While I secretly watched Youtube videos titled “I think I like girls”, you taught me that Christian girls must get married to a man of God.
You always sat in the front row when I danced on stage during worship and you always let me stay in your cabin when we went to summer camp. But then we had that argument that one night. It wasn’t even about the queerness you didn’t know about yet. It was about immigrants. You told me kids needed to be put in cages when they cross the border to pay for their parent’s actions. That hurt. You told me that the reason my country, Brazil, had so much poverty and sickness was due to the sin of the people who lived there. My people. That hurt even more. Your sick husband with anger issues shadowed you, making me feel like a little girl with dumb opinions that could never refute yours. That night was our predictable dismantlement. I had known you for years, but not this version of you. I felt a gash in my heart open as big as the Amazon river as you filled it with burning salt.

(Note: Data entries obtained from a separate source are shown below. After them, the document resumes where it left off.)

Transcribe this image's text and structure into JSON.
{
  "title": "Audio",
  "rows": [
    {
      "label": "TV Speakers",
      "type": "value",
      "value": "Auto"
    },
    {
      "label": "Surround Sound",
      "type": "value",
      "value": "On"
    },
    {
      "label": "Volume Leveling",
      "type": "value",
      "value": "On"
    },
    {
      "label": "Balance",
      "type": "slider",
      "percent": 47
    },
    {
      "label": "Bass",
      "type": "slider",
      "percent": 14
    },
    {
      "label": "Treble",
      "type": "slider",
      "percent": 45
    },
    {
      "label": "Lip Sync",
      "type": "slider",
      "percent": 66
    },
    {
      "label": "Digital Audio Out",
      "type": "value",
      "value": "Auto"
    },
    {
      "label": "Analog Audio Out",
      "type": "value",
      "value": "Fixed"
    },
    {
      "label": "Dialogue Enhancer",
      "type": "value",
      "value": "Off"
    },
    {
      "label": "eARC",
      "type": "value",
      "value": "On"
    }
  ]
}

Then came the provoking. A youth group class dedicated to the doom of debt just because I wanted to go to an expensive private liberal arts college. Stabbing hints at who you were voting for in the 2016 election. So I brought my girlfriend to youth group. Just to spite you. I basked in the satisfaction of you not knowing. While you taught us about staying pure until marriage, I held her hand under the table. My pride was soon to be dissolved. Somehow you figured it out. You had eyes everywhere. I think I knew this. A part of me wanted you to find out. Wanted all this hiding to be over.
While you taught us about staying pure until marriage, I held her hand under the table.

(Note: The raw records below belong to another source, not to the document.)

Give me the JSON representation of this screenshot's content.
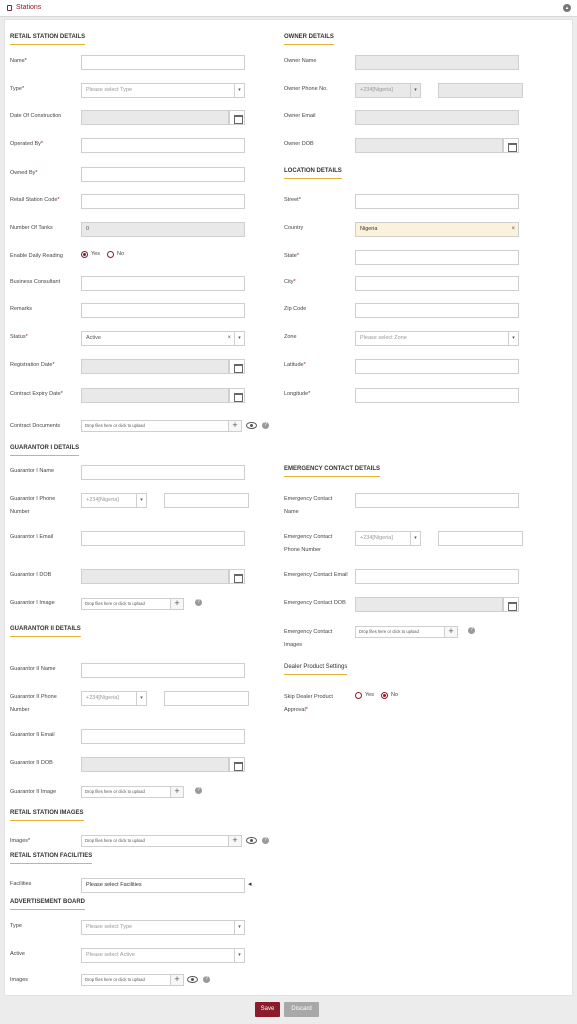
{
  "topbar": {
    "title": "Stations",
    "icon": "station-icon",
    "collapse_icon": "chevron-up-icon"
  },
  "retail": {
    "title": "RETAIL STATION DETAILS",
    "name_label": "Name",
    "type_label": "Type",
    "type_placeholder": "Please select Type",
    "doc_label": "Date Of Construction",
    "operated_label": "Operated By",
    "owned_label": "Owned By",
    "code_label": "Retail Station Code",
    "tanks_label": "Number Of Tanks",
    "tanks_value": "0",
    "reading_label": "Enable Daily Reading",
    "yes": "Yes",
    "no": "No",
    "consultant_label": "Business Consultant",
    "remarks_label": "Remarks",
    "status_label": "Status",
    "status_value": "Active",
    "regdate_label": "Registration Date",
    "expiry_label": "Contract Expiry Date",
    "docs_label": "Contract Documents",
    "upload_placeholder": "Drop files here or click to upload"
  },
  "owner": {
    "title": "OWNER DETAILS",
    "name_label": "Owner Name",
    "phone_label": "Owner Phone No.",
    "phone_code": "+234[Nigeria]",
    "email_label": "Owner Email",
    "dob_label": "Owner DOB"
  },
  "location": {
    "title": "LOCATION DETAILS",
    "street_label": "Street",
    "country_label": "Country",
    "country_value": "Nigeria",
    "state_label": "State",
    "city_label": "City",
    "zip_label": "Zip Code",
    "zone_label": "Zone",
    "zone_placeholder": "Please select Zone",
    "lat_label": "Latitude",
    "long_label": "Longitude"
  },
  "g1": {
    "title": "GUARANTOR I DETAILS",
    "name_label": "Guarantor I Name",
    "phone_label_1": "Guarantor I Phone",
    "phone_label_2": "Number",
    "phone_code": "+234[Nigeria]",
    "email_label": "Guarantor I Email",
    "dob_label": "Guarantor I DOB",
    "image_label": "Guarantor I Image",
    "upload_placeholder": "Drop files here or click to upload"
  },
  "g2": {
    "title": "GUARANTOR II DETAILS",
    "name_label": "Guarantor II Name",
    "phone_label_1": "Guarantor II Phone",
    "phone_label_2": "Number",
    "phone_code": "+234[Nigeria]",
    "email_label": "Guarantor II Email",
    "dob_label": "Guarantor II DOB",
    "image_label": "Guarantor II Image",
    "upload_placeholder": "Drop files here or click to upload"
  },
  "emergency": {
    "title": "EMERGENCY CONTACT DETAILS",
    "name_label_1": "Emergency Contact",
    "name_label_2": "Name",
    "phone_label_1": "Emergency Contact",
    "phone_label_2": "Phone Number",
    "phone_code": "+234[Nigeria]",
    "email_label": "Emergency Contact Email",
    "dob_label": "Emergency Contact DOB",
    "images_label_1": "Emergency Contact",
    "images_label_2": "Images",
    "upload_placeholder": "Drop files here or click to upload"
  },
  "dealer": {
    "title": "Dealer Product Settings",
    "skip_label_1": "Skip Dealer Product",
    "skip_label_2": "Approval",
    "yes": "Yes",
    "no": "No"
  },
  "images": {
    "title": "RETAIL STATION IMAGES",
    "label": "Images",
    "upload_placeholder": "Drop files here or click to upload"
  },
  "facilities": {
    "title": "RETAIL STATION FACILITIES",
    "label": "Facilities",
    "placeholder": "Please select Facilities"
  },
  "ad": {
    "title": "ADVERTISEMENT BOARD",
    "type_label": "Type",
    "type_placeholder": "Please select Type",
    "active_label": "Active",
    "active_placeholder": "Please select Active",
    "images_label": "Images",
    "upload_placeholder": "Drop files here or click to upload"
  },
  "footer": {
    "save": "Save",
    "discard": "Discard"
  },
  "common": {
    "required_mark": "*",
    "caret": "▾",
    "clear": "×",
    "plus": "+",
    "help": "?",
    "arrow": "◂"
  }
}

Then came the shaming. I remember the way my stomach sank when you asked me to stay downstairs instead of joining my friends upstairs for Sunday service. You said you knew and that was all you needed to say. You made me recite bible verses out loud. I have never felt more humiliated and as I write this I can feel the familiar sting of atonement. You called my family into a room and outed me. I wasn’t ready, but you didn’t care. You eloquently destroyed almost all the relationships I cared about. Even living in my own home became awkward. My childhood friends from church performed an intervention letting me know we couldn’t be friends if I didn’t “straighten up”. I wasn’t allowed to see my girlfriend and she lost all financial support from her family to attend college. You were the person that used to bring me endless amounts of laughter, but you quickly became the source of all my tears and all my pain.
I remember it was my last Sunday before I would go off to college. Although my relation to church at this point was shaky at best, I grew up here. You had joined the church only recently compared to my time there. My parents had held me at the alter when I was a squirming baby, I spent every Thanksgiving eating casserole under that big tree, and met my closest friends in the stale confines of that stupid building. Yet you were the one to kick me out. You told all the deacons about my “sin.” I wasn’t allowed to dance on stage. “You can’t be on the stage if your life is full of sin,” you said.
I don’t know where you are now. I haven’t seen you since. I don’t know what I would do if I ever ran into you again. It’s been so long and I’m so happy. So happy with who I am and who you never wanted me to be. Sometimes I cry for you. Cry that you don’t know this freedom. That you gave up your dreams for him. Because you could be baking croissants in Paris or giving a 6-year-old a lollipop after you fixed their cavity. Cry because you spent all your energy bruising me and I mistook it for love. It might take me some time, but I hope one day we can grab a coffee. I’d love to catch up.